━━━ Provided material ━━━

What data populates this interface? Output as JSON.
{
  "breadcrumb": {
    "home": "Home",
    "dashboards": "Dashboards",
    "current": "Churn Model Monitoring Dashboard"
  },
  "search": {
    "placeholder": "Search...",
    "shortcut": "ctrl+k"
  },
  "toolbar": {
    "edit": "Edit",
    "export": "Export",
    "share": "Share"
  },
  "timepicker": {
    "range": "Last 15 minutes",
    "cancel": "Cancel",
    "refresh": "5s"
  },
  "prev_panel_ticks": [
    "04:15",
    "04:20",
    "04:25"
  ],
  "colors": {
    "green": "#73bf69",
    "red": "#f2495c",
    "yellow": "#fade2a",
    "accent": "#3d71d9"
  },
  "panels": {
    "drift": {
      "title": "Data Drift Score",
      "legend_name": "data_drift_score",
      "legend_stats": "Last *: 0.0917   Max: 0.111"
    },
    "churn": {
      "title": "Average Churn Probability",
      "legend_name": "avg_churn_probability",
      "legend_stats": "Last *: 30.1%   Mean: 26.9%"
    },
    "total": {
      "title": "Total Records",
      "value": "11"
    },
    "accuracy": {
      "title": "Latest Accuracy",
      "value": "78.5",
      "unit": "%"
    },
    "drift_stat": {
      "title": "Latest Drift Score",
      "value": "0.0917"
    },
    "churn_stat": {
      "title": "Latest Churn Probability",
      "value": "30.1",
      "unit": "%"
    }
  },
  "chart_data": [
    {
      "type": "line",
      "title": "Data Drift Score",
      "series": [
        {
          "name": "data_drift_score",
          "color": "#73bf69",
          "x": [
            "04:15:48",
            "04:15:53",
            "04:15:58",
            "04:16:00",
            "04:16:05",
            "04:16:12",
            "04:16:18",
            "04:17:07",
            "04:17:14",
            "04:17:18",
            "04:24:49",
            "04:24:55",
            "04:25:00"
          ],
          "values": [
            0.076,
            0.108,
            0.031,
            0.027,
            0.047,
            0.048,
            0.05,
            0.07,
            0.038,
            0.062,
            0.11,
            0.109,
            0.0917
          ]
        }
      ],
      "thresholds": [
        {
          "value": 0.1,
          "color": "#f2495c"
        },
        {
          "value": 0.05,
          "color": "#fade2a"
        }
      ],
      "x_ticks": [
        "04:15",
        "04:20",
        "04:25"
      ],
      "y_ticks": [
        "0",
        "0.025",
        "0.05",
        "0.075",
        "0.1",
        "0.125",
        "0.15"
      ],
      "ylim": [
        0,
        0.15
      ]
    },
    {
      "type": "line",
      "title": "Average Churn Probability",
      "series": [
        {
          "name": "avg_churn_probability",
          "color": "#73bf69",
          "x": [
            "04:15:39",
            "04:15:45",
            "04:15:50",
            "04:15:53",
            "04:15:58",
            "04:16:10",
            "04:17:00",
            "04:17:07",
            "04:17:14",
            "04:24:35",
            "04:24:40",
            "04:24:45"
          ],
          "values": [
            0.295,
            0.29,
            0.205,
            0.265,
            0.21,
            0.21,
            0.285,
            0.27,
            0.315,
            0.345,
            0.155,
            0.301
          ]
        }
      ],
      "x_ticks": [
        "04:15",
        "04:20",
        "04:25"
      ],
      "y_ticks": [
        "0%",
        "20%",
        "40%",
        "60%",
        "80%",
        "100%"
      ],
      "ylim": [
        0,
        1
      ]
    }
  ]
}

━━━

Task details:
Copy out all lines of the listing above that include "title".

Response:
      "title": "Data Drift Score",
      "title": "Average Churn Probability",
      "title": "Total Records",
      "title": "Latest Accuracy",
      "title": "Latest Drift Score",
      "title": "Latest Churn Probability",
      "title": "Data Drift Score",
      "title": "Average Churn Probability",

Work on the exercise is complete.